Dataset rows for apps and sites
○ ○ ○ ○
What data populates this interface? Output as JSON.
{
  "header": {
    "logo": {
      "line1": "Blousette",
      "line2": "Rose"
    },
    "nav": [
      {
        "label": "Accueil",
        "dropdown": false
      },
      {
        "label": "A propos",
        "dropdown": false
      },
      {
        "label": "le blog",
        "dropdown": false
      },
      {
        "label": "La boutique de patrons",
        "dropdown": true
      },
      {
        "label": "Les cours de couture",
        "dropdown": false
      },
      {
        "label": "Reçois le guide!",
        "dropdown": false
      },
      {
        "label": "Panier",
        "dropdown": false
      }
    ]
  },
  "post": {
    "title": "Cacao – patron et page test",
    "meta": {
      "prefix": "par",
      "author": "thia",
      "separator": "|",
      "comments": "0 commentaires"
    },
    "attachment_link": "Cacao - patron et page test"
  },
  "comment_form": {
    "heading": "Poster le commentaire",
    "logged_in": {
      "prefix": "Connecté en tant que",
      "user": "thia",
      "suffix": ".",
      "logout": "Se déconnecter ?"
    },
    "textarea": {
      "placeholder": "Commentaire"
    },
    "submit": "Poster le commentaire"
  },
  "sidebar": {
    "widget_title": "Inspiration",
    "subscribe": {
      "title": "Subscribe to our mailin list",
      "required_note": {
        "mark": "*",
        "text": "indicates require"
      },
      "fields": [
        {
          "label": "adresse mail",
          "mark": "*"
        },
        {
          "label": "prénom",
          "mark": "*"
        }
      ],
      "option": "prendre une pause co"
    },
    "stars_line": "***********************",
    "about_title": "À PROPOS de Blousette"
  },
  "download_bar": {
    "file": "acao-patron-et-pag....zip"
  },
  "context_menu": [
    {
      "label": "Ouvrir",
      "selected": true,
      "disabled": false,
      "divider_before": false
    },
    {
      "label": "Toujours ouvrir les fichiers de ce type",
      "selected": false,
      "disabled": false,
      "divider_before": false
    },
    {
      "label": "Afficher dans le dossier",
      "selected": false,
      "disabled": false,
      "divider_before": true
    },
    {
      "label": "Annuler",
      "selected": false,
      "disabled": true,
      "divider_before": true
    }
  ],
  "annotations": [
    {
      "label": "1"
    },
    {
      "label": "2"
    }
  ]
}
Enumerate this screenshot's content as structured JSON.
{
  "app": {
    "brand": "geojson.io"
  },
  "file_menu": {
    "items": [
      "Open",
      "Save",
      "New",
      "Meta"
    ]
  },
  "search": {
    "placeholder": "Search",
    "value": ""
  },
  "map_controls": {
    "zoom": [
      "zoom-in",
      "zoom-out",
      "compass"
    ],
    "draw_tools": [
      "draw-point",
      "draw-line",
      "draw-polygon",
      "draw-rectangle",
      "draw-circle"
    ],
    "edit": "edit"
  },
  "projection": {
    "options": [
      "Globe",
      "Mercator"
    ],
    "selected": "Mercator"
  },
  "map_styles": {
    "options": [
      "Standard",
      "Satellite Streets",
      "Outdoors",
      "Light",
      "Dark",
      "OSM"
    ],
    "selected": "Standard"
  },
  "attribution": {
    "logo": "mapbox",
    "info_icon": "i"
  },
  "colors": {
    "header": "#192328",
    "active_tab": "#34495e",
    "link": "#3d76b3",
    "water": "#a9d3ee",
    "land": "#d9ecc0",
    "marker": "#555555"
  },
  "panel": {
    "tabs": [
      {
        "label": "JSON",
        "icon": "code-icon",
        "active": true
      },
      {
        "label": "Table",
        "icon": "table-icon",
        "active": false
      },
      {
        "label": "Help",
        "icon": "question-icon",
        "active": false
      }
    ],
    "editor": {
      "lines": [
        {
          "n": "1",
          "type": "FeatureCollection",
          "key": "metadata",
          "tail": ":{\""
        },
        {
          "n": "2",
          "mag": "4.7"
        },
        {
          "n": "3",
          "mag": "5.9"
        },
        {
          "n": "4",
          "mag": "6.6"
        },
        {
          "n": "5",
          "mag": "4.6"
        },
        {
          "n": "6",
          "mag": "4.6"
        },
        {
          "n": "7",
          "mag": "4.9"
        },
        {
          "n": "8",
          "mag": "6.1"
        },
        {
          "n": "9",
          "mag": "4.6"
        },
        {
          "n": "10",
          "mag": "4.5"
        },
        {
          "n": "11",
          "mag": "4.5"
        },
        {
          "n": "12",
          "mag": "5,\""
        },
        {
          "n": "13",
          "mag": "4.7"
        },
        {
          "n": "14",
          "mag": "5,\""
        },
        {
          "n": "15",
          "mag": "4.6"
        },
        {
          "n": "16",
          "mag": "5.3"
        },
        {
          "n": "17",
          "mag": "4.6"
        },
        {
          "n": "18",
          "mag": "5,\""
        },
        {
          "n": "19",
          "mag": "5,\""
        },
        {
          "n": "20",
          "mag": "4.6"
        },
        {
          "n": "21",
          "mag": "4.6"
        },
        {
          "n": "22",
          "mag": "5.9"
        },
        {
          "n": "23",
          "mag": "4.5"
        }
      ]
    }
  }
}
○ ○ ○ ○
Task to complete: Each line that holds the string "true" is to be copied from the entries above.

Solution for this problem:
        "dropdown": true
      "selected": true,
      "divider_before": true
      "disabled": true,
      "divider_before": true
        "active": true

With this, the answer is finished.